First impressions of Warsaw
Poland Days 13-14. It wasn’t love at first sight but after a few walking missions, Poland’s capital city started to grow on me.
I’m visiting Warsaw three times; book-ends to my side trips to Torun and Kiev. It’s a bit mucky and not an ideal approach to get to know a city but I’m working around the constraints of my Chernobyl tour dates and it does provide the benefit of staying in different parts of the city. This first and last visits I’m staying near the main train and bus station; in the middle I’m in the old town.
Here the street signs are blue which means this is south / south-central Warsaw.I set off late morning, initially to a street in the neighbourhood which has a remnant of ghetto wall. Warsaw suffered horribly at the hands of the Nazis. Not long after they seized control of the city in 1940, 3.5m high walls went up around an area of 307 hectares into which 450,000 Jews were crammed.
This remnant was in the courtyard of an apartment building – which is locked. Two ladies happened to be exiting who had managed to get in to have a look and, showing me their photos, expressed disappointment about the relatively tiny bit of wall they found. Tempted to somehow see it myself, I nevertheless carried on with my mission for today.
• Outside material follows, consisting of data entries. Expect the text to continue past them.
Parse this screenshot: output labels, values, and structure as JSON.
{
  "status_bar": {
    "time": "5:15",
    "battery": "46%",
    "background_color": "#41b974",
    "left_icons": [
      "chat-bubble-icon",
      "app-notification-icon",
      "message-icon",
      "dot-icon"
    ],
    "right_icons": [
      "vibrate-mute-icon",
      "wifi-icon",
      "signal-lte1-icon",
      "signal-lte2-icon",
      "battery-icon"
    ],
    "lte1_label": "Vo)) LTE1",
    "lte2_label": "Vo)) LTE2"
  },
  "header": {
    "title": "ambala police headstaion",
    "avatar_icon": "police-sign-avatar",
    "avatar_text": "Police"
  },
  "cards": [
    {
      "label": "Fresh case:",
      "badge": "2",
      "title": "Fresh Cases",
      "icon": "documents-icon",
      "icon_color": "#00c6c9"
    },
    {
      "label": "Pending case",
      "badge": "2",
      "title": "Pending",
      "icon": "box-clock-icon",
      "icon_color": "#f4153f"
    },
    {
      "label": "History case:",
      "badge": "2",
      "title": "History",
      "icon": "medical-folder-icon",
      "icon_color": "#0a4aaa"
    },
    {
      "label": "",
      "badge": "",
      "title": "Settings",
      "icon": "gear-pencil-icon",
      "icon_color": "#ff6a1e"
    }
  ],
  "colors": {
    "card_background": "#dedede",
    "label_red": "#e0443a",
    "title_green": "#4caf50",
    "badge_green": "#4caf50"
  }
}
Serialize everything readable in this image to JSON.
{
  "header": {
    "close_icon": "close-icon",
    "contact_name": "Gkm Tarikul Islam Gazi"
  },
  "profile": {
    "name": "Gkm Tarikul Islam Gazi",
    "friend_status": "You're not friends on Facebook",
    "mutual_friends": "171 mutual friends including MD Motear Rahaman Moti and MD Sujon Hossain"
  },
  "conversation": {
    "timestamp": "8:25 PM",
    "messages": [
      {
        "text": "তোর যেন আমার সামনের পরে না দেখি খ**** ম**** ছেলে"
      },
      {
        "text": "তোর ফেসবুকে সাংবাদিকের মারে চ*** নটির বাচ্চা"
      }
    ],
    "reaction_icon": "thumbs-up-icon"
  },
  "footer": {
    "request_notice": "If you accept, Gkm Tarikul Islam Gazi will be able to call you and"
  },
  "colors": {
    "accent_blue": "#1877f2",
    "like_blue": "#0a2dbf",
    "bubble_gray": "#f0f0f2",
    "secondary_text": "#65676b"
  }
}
I soon come across this: one of 21 boundary markers installed around the city, indicating the actual width of the walls.
A little further on I arrived at the Warsaw Rising Museum, situated in a renovated power station building on the ghetto border. What I didn’t realise was that being Sunday, tickets are free… which was good in the sense that it cost me nothing; bad in the sense that there were SOMANYPEOPLE. Gah! I saw what I could but wasn’t really inclined to linger. Looks like an amazing museum, dimly lit though with a funny bitsy layout which was difficult to know where you were going especially with SOMANYPEOPLE.One feature I was keen to see was a short 3D film clip called Miasto Ruins. Digitally created over two years with a team of historians, it takes the viewer on a flyover of the liberated but devastated city in 1945. Only five minutes long, I spent probably three times that queuing but it was incredibly interesting and realistic. Here is a trailer for it. I set off to find the Jewish Cemetery and was lucky I didn’t leave it any later as got there 20 minutes before closing. One of the largest Jewish cemeteries in the world, it is just enormous which was certainly my impression as my legs hurried me around on a quick walk. There are more than 200,000 marked graves as well as mass graves for ghetto victims. Much of it is now forested which only adds to the atmosphere.
I took the scenic route back to the hotel – which isn’t to say it’s a scenic part of Warsaw. There’s a lot of new high rise around my hotel district but my wanderings took me past run down areas with graffiti and plenty of very drab and worn apartment buildings, all dating from the same era. I realised I shouldn’t at all be surprised about that given the rebuild post-WW2 under a communist regime.
The next morning (yesterday in real time) I had a few hours until train o’clock so decided to venture toward the Old Town, specifically a street which marks the start of the Royal Route. The literature billed it as being historically very important and lined with palaces and whatnot, which kinda sold me.
There was an unexpected bonus find along the way.
This was Saski Palace! The next few photos are from Krakowskie Przedmieście street.
The train to Torun took almost three hours. The main station here is on the other side of the Vistula to the main part of the city and I opted to make the half hour walk. I’m staying in the old town behind the city wall in a small hotel down one of the many small streets. Initially I thought I must be near a train track but later realised it was cars driving along the cobblestone road below my window. Blonde.Distance walked: 10.85km and 10.38km